Work order: Go through the lines below and copy each one that holds the string "value".

Given data:
[Start of Attachment]

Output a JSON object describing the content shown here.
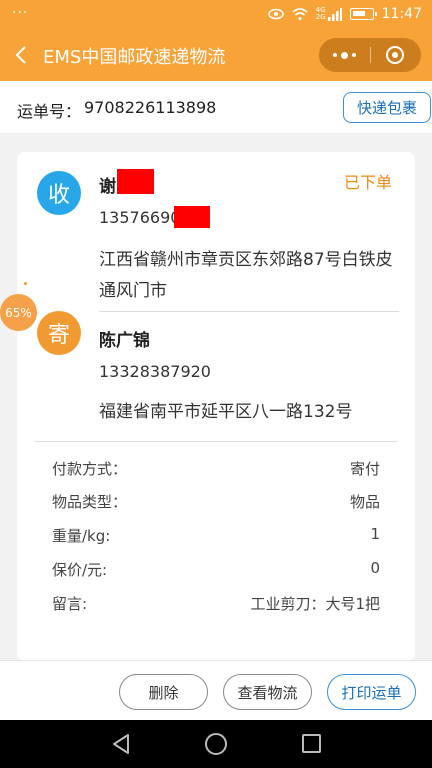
{
  "status_bar": {
    "dots": "···",
    "signal_top": "4G",
    "signal_bottom": "2G",
    "time": "11:47"
  },
  "header": {
    "title": "EMS中国邮政速递物流",
    "back_icon": "chevron-left-icon",
    "more_icon": "more-dots-icon",
    "close_icon": "target-circle-icon"
  },
  "waybill": {
    "label": "运单号：",
    "number": "9708226113898",
    "package_button": "快递包裹"
  },
  "order": {
    "status": "已下单",
    "receiver": {
      "badge": "收",
      "name": "谢",
      "phone": "13576690",
      "address": "江西省赣州市章贡区东郊路87号白铁皮通风门市"
    },
    "sender": {
      "badge": "寄",
      "name": "陈广锦",
      "phone": "13328387920",
      "address": "福建省南平市延平区八一路132号"
    },
    "details": [
      {
        "key": "付款方式：",
        "value": "寄付"
      },
      {
        "key": "物品类型：",
        "value": "物品"
      },
      {
        "key": "重量/kg:",
        "value": "1"
      },
      {
        "key": "保价/元:",
        "value": "0"
      },
      {
        "key": "留言:",
        "value": "工业剪刀：大号1把"
      }
    ]
  },
  "floating_badge": "65%",
  "actions": {
    "delete": "删除",
    "view_logistics": "查看物流",
    "print_waybill": "打印运单"
  },
  "colors": {
    "accent": "#f7a337",
    "receiver_badge": "#27a7e8",
    "sender_badge": "#f29a32",
    "status": "#f08b14",
    "link_blue": "#3b8fd6"
  }
}
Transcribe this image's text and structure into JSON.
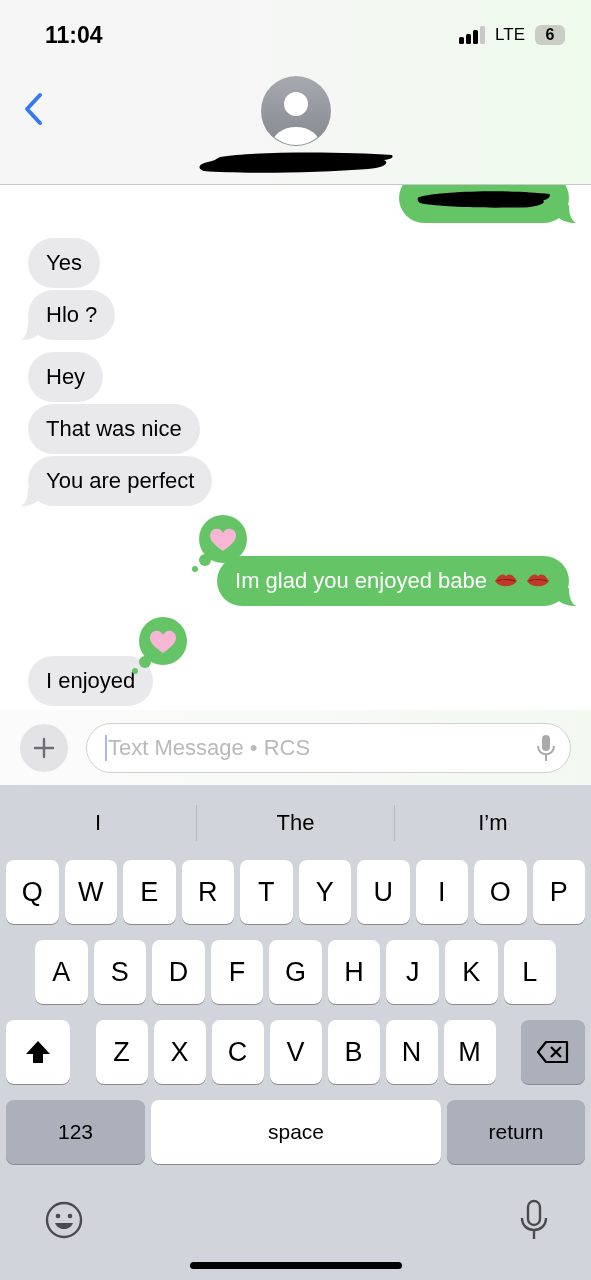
{
  "status_bar": {
    "time": "11:04",
    "network": "LTE",
    "battery": "6"
  },
  "header": {
    "contact_redacted": true
  },
  "conversation": [
    {
      "kind": "sent",
      "bubbles": [
        {
          "redacted": true,
          "tail": true
        }
      ]
    },
    {
      "kind": "received",
      "bubbles": [
        {
          "text": "Yes",
          "tail": false
        },
        {
          "text": "Hlo ?",
          "tail": true
        }
      ]
    },
    {
      "kind": "received",
      "bubbles": [
        {
          "text": "Hey",
          "tail": false
        },
        {
          "text": "That was nice",
          "tail": false
        },
        {
          "text": "You are perfect",
          "tail": true
        }
      ]
    },
    {
      "kind": "sent",
      "bubbles": [
        {
          "text": "Im glad you enjoyed babe",
          "emoji": [
            {
              "kind": "lips"
            },
            {
              "kind": "lips"
            }
          ],
          "tail": true,
          "reacted": true
        }
      ]
    },
    {
      "kind": "received",
      "bubbles": [
        {
          "text": "I enjoyed",
          "tail": false,
          "reacted": true
        }
      ]
    }
  ],
  "composer": {
    "placeholder": "Text Message • RCS"
  },
  "suggestions": [
    "I",
    "The",
    "I’m"
  ],
  "keyboard": {
    "letter_rows": [
      {
        "keys": [
          "Q",
          "W",
          "E",
          "R",
          "T",
          "Y",
          "U",
          "I",
          "O",
          "P"
        ]
      },
      {
        "keys": [
          "A",
          "S",
          "D",
          "F",
          "G",
          "H",
          "J",
          "K",
          "L"
        ]
      },
      {
        "keys": [
          "Z",
          "X",
          "C",
          "V",
          "B",
          "N",
          "M"
        ]
      }
    ],
    "numbers_key": "123",
    "space_key": "space",
    "return_key": "return"
  }
}
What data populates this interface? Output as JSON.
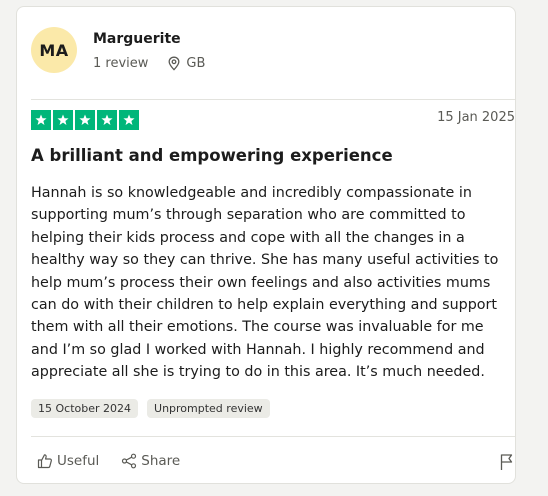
{
  "review": {
    "avatar_initials": "MA",
    "author_name": "Marguerite",
    "review_count": "1 review",
    "location": "GB",
    "rating": 5,
    "rating_color": "#00b67a",
    "date": "15 Jan 2025",
    "title": "A brilliant and empowering experience",
    "body": "Hannah is so knowledgeable and incredibly compassionate in supporting mum’s through separation who are committed to helping their kids process and cope with all the changes in a healthy way so they can thrive. She has many useful activities to help mum’s process their own feelings and also activities mums can do with their children to help explain everything and support them with all their emotions. The course was invaluable for me and I’m so glad I worked with Hannah. I highly recommend and appreciate all she is trying to do in this area. It’s much needed.",
    "experience_date": "15 October 2024",
    "tag": "Unprompted review"
  },
  "actions": {
    "useful_label": "Useful",
    "share_label": "Share",
    "icons": [
      "thumbs-up-icon",
      "share-icon",
      "flag-icon",
      "location-pin-icon",
      "star-icon"
    ]
  }
}
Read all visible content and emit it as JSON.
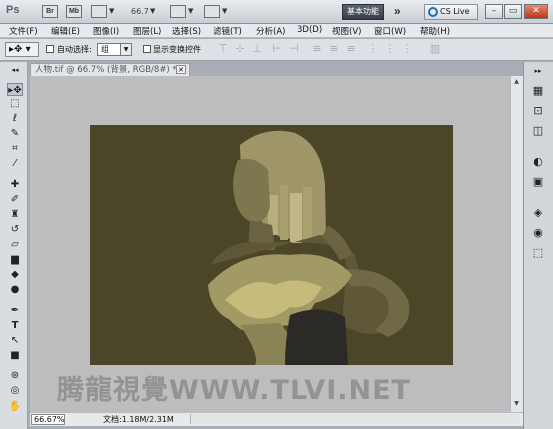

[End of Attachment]

Output of the exercise:
        "value": "寄付"
        "value": "物品"
        "value": "1"
        "value": "0"
        "value": "工业剪刀：大号1把"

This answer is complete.